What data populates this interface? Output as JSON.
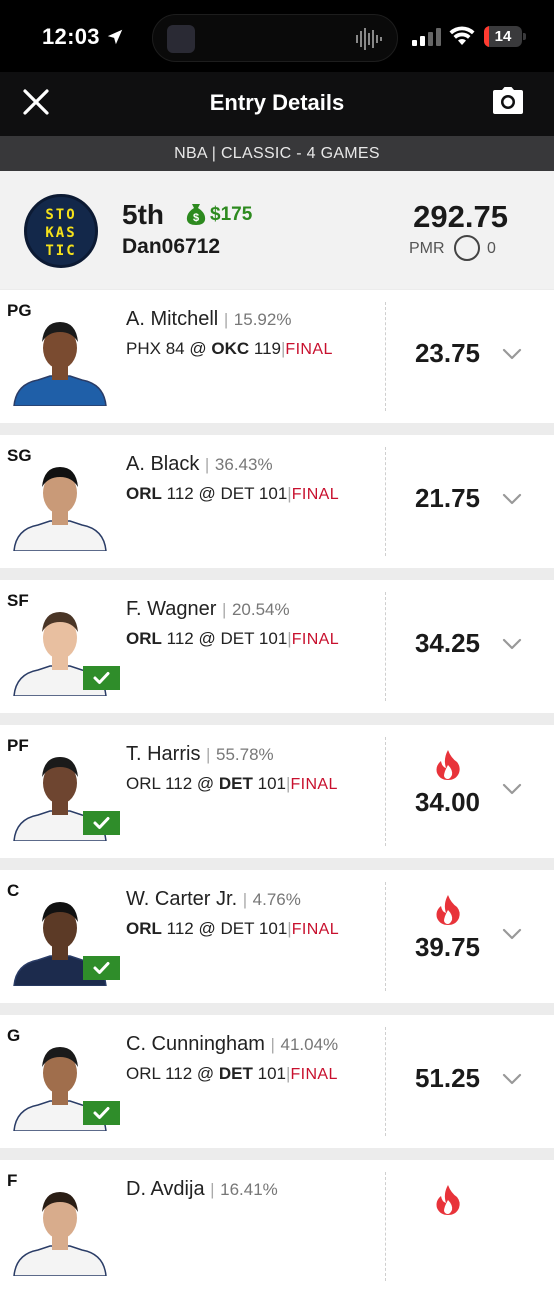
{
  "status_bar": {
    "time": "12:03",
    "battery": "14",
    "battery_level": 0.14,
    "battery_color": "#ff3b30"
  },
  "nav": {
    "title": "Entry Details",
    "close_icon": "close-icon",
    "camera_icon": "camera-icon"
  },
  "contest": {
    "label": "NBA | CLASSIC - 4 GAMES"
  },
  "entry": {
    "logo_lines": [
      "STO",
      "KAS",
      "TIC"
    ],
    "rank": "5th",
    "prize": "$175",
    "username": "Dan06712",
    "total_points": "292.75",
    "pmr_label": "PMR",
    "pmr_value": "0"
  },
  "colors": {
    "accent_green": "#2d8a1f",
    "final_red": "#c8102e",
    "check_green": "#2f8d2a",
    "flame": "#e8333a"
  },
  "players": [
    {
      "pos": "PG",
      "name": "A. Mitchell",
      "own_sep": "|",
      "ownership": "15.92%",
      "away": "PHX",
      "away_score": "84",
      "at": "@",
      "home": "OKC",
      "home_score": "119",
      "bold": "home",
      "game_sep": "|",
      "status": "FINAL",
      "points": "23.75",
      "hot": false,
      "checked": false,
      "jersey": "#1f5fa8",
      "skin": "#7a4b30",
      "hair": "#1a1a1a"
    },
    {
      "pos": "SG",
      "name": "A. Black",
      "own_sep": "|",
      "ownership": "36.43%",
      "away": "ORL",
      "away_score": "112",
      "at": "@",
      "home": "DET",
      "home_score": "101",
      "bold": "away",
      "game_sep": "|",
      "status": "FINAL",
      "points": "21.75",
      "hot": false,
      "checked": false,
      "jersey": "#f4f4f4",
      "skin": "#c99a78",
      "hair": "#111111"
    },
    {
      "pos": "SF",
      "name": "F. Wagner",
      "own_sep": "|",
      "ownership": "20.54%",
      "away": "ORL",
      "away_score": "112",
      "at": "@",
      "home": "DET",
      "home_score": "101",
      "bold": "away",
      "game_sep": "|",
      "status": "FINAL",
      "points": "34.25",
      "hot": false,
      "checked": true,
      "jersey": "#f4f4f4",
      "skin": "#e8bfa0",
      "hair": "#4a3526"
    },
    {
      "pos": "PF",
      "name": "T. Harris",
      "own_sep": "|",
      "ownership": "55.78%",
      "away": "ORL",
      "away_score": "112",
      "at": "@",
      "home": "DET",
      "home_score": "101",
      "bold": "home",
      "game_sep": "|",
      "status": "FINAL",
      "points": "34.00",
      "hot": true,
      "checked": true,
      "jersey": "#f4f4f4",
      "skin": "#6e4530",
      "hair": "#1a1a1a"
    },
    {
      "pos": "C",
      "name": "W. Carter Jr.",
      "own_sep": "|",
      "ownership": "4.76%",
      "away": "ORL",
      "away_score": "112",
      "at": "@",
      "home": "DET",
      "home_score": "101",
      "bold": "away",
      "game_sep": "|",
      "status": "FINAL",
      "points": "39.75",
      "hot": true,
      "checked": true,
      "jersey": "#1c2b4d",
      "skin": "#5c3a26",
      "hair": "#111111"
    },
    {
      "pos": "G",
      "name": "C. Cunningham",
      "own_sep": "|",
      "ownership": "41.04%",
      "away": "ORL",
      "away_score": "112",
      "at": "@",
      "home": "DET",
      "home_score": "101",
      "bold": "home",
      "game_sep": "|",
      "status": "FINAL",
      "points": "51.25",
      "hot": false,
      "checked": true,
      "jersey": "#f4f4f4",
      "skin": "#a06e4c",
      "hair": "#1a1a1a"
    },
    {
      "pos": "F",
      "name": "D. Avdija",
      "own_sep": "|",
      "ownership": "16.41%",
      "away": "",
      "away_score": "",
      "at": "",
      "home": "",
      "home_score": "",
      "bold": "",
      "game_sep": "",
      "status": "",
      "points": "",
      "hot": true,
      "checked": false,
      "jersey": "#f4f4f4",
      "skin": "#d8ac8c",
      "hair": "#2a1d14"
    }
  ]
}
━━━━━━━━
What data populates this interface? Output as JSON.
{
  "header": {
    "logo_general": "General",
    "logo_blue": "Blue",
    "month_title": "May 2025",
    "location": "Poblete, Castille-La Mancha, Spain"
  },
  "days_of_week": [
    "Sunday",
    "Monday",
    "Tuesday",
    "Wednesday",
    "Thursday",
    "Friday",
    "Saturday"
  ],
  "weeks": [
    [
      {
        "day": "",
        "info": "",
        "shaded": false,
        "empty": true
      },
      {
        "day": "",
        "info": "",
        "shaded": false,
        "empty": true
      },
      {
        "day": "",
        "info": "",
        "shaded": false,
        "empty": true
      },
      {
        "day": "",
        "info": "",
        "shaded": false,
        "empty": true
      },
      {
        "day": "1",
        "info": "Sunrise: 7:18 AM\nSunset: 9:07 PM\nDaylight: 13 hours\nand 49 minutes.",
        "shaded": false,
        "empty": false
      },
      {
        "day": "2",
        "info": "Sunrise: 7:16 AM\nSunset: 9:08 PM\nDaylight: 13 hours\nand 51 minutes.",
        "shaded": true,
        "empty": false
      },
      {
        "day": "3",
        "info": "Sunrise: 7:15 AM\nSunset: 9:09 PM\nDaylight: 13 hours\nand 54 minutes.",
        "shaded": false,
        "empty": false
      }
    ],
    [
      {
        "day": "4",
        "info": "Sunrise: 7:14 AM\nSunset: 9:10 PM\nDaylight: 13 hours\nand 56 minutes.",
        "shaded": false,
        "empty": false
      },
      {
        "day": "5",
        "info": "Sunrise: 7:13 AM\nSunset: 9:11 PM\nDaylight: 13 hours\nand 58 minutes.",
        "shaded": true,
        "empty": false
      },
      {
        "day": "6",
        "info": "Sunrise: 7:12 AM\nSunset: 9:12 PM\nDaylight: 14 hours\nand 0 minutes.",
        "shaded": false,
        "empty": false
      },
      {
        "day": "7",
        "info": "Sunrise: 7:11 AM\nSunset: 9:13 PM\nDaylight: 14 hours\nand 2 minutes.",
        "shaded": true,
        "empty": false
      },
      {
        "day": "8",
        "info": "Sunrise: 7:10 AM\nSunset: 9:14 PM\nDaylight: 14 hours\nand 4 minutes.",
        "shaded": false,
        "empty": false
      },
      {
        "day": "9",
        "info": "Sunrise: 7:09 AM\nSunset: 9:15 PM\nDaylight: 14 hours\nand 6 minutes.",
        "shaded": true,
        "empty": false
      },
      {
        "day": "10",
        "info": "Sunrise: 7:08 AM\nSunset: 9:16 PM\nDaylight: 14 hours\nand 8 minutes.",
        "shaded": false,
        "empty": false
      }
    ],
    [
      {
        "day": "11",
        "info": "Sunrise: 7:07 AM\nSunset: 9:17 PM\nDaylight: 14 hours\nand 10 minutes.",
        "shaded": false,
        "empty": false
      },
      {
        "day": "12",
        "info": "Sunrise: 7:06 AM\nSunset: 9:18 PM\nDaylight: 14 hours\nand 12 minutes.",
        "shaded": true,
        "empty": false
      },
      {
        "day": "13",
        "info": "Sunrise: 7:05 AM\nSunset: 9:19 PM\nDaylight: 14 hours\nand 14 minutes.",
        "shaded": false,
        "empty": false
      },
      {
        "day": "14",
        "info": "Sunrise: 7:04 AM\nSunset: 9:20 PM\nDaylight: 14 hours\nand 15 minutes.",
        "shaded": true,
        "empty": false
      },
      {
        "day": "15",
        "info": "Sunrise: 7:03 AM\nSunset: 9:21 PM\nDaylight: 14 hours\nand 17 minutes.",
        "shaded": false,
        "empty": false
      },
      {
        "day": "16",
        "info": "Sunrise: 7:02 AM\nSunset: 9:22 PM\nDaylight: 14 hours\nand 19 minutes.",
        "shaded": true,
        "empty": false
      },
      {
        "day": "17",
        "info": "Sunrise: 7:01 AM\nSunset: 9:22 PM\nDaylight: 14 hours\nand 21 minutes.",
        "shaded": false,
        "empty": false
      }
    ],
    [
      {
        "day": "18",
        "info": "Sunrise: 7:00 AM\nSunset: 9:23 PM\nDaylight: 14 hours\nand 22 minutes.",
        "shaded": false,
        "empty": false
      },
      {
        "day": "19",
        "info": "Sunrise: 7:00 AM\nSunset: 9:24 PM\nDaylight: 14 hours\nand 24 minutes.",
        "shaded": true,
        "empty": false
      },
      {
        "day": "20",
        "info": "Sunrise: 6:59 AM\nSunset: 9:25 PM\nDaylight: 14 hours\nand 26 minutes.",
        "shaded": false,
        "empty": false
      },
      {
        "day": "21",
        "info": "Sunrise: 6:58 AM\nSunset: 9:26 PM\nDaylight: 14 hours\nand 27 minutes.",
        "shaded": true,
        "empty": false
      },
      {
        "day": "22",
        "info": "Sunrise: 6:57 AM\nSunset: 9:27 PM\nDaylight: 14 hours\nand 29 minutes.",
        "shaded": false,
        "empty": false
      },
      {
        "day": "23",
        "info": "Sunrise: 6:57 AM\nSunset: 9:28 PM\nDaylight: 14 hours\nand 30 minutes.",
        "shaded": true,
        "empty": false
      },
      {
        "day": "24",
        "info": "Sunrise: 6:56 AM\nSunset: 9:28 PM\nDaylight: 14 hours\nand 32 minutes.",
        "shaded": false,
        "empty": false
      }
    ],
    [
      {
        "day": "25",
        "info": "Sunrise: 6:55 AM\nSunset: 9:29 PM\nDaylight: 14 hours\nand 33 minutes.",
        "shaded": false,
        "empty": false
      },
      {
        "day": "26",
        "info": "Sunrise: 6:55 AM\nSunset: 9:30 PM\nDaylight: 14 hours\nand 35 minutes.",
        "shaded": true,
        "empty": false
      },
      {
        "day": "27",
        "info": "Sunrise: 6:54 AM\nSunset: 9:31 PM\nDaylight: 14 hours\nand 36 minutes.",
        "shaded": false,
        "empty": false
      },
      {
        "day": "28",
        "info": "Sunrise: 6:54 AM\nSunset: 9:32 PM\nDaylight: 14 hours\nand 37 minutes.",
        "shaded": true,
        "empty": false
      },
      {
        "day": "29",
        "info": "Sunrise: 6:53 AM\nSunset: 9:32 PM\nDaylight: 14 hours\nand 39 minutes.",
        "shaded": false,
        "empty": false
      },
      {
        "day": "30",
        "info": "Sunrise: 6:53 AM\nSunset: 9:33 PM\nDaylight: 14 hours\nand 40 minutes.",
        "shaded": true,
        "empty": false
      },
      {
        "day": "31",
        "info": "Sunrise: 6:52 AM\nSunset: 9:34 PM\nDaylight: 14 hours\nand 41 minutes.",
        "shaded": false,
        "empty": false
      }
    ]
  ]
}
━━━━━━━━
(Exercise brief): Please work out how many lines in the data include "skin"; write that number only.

(Response area): 7